Since 2010, there have been 36 municipal bankruptcy filings in our nation — a sign of the failing economy. Massive financial deficits due to excessive spending, declining revenue, and an ineffectiveness of many local government leaders to implement policies that reform and rescue are much too common. Drum roll, please. There’s great news for us here in Southeast Tennessee. Hamilton County’s government is the only county in the entire state of Tennessee recognized by all three major credit ratings agencies — Moody’s, Standard & Poor’s and Fitch — as having achieved a AAA rating based on several stringent criteria.
The Memphis City Council is performing its due diligence on the proposal to give Memphis sanitation workers a modest retirement package, but logic and humanitarian concerns are pointing toward eventual approval. When we say modest, we mean a maximum benefit of $12,000 a year, based on a plan that would give retired sanitation workers $400 for every year of service up to 30 years.

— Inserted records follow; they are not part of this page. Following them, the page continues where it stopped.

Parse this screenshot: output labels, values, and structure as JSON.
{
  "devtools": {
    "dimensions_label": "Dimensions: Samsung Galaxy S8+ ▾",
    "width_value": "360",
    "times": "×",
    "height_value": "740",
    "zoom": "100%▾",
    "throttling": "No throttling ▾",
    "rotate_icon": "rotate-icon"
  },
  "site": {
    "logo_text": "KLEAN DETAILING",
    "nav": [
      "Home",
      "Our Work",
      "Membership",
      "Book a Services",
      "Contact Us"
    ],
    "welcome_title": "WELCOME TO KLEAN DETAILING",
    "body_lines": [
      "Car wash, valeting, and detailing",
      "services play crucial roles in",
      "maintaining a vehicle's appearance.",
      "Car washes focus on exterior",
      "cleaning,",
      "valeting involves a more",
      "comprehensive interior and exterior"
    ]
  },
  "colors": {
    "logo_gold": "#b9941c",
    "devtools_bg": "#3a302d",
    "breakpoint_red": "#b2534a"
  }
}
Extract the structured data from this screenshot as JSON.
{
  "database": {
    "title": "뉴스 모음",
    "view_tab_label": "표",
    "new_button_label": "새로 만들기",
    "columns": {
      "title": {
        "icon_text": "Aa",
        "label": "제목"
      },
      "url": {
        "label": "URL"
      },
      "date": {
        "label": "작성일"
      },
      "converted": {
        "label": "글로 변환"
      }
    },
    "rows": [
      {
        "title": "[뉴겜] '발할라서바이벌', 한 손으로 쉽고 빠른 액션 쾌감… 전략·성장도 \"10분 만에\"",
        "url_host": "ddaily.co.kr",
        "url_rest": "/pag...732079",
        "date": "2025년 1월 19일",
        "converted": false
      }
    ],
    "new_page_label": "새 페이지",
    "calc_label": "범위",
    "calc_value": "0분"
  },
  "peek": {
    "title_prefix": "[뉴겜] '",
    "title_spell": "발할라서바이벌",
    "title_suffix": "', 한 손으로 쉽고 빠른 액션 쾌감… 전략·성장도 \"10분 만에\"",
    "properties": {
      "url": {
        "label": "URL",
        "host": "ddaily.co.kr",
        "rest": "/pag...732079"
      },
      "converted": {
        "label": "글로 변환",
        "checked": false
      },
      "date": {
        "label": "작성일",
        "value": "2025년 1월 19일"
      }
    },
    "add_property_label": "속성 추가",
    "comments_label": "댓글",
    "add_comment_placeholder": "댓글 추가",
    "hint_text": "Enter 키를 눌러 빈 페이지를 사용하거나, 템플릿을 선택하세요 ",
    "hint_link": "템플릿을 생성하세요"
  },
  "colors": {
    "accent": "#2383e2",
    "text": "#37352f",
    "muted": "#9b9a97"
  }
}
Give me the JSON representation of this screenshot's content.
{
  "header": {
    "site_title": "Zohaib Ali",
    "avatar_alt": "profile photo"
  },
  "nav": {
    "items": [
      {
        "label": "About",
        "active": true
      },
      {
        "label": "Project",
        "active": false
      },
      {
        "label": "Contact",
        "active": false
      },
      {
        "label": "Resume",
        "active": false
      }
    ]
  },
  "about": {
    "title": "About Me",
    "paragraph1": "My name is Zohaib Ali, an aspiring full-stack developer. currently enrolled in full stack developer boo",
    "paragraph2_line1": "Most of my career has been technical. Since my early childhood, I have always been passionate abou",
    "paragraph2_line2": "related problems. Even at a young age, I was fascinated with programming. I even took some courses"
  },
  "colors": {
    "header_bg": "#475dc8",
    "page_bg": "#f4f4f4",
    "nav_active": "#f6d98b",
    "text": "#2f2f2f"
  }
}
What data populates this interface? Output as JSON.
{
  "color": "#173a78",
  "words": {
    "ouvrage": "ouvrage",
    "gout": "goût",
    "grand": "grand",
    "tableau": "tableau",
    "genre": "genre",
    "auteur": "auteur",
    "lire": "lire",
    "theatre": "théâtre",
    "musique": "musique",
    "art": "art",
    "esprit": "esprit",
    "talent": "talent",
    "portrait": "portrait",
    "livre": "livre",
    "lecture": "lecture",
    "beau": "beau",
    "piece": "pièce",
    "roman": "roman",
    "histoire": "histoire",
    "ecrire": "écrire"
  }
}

When we say logical we mean a $1.7 million annual cost for a package that would also yield $4.7 million in annual savings, as part of a deal that would cut 80 waste-management positions through attrition and ask the remaining crews to make about 100 more stops per day.
Erlanger is a public hospital, and Hutcheson Medical Center in Fort Oglethorpe has a public hospital authority with trustees appointed by Walker, Dade and Catoosa counties. The counties and the authority together own Hutcheson’s buildings and assets, and lease them to a private, nonprofit Hutcheson Medical Center. Meanwhile, Hutcheson, on the verge of insolvency for much of the past decade, now owes Erlanger $21.55 million on a line of credit issued from the Chattanooga hospital. Confusing as all that may seem, the bottom line is that both entities, no matter how many shell businesses they try to hide behind, are public hospitals that belong to us and spend taxpayer and patient money.
It is hard to know whether to rejoice or lament two striking if somewhat conflicting messages last week about the costs of employer-sponsored health insurance. An authoritative survey found that premiums for family and individual coverage at work — including both the company’s and the worker’s share — have gone up only moderately for the second year in a row, suggesting that health care inflation may finally be abating and that whatever costs the president’s health reforms may add will be readily absorbed. On the other hand, United Parcel Service told its white-collar workers that in an effort to reduce its health care costs, it will no longer cover some 15,000 spouses who can obtain coverage through their own employers.